“It’s a parlour trick, Eris.” Ms Mycroft shook her head, turning in her chair, away from the little group arrayed before her. “Perhaps centuries ago, I’d have been some sort of novelty, a woman who could process shipping information or manage accountancy at levels higher than anyone else. But this?” she gestured. “I gleaned that information from you… but if we gave Tally fifteen minutes and my phone, I am sure she could find such things about Jude, or Sparrow.”
Jude cleared his throat.
“On the working hand, however, that we are in an information age makes this… talent useful. There are all these systems moving information around… and if one were perhaps so inclined, these channels of information could be put to some use.”
“So what are we for? Tell you things you don’t know?” Eris asked.
Ms Mycroft laughed at that. “Well, I suppose that’s… possible.” She shook her head, resting her chin on her hand, tapping her delicate digit against her skin. “No. I do not need you to be my mind or my memory. I need you, and people like you, to be my hands. Out in the world.”
“Um, why don’t you, I mean, can you not leave the house for some reason?”
The blonde woman tilted her head the other direction, looking Tally up and down. “No, I just don’t want to.”

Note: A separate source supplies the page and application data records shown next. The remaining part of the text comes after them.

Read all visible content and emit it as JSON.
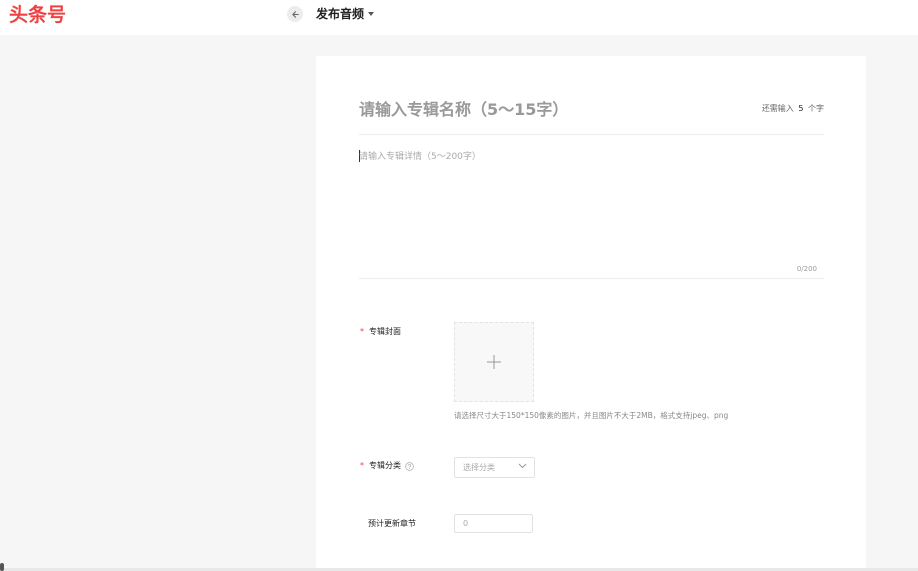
{
  "header": {
    "logo": "头条号",
    "title": "发布音频"
  },
  "album": {
    "name_placeholder": "请输入专辑名称（5～15字）",
    "remain_prefix": "还需输入",
    "remain_count": "5",
    "remain_suffix": "个字",
    "desc_placeholder": "请输入专辑详情（5～200字）",
    "desc_count": "0/200"
  },
  "cover": {
    "label": "专辑封面",
    "required_mark": "*",
    "hint": "请选择尺寸大于150*150像素的图片，并且图片不大于2MB，格式支持jpeg、png"
  },
  "category": {
    "label": "专辑分类",
    "required_mark": "*",
    "placeholder": "选择分类"
  },
  "chapters": {
    "label": "预计更新章节",
    "placeholder": "0"
  },
  "colors": {
    "brand": "#f04142",
    "required": "#f04142",
    "placeholder": "#999999"
  }
}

Standing up, Ms Mycroft picked up a carrot from her desk. “Jude, I imagine our new co-workers will want to make arrangements for contact and contracts. You do handle that.”
“Hey! Who says we’re going to work for you?” Eris asked, hand on her hip. “I didn’t agree to nothing.”
Ms Mycroft stopped in the doorway, turning to Tally. “Tally, create a shopping list for your front-end. Right now, I have on order for several million hours of cloud CPU processing, without a financial trace. You’ll obviously need some devices to interact with that, and I don’t know, pen-test your bitcoins, or whatever it is you do to jam with the Console Cowboys.” Then, she shrugged. “As for you, Eris, if you don’t want to work for me, that’s fine. If you do, you will need some infrastructure, and I’m sure you and Jude can work out what would serve you best in that regard.” She looked to Jude. “Do try to keep her from running all over you, Jude.”
“Alright, Ms Mycroft.”
“Good boy. You may go.”
Jude adjusted his coat, leading the little trail out from the drawing room. “You have some time in the next few days for us to discuss this… shopping trip, young ladies?”
“Um.” Tally all-but-whispered.
“… Yes?” Jude asked. Sparrow leant around his side, watching Tally’s expression.
“I’m not a young lady.” They said.
“Young man?” Asked Jude, surprised.
“N-no, not that either.”
Everyone in the room took in that information. Jude shrugged. “Young Tally?”
“That works for me.” Tally said, a slightly relieved smile.
“Sorry,” Jude said.
“It’s … eh. It’s okay. Lotsa people get it wrong.” They murmured, hands stuffed into empty pockets.
“That doesn’t make it okay.” Jude said. Down in the kitchen, there’d be hot drinks and buttered toast. Sparrow looked forwards to those moments, working for Ms Mycroft… and hey. He’d have some friends who weren’t giant swamp monsters, it seemed.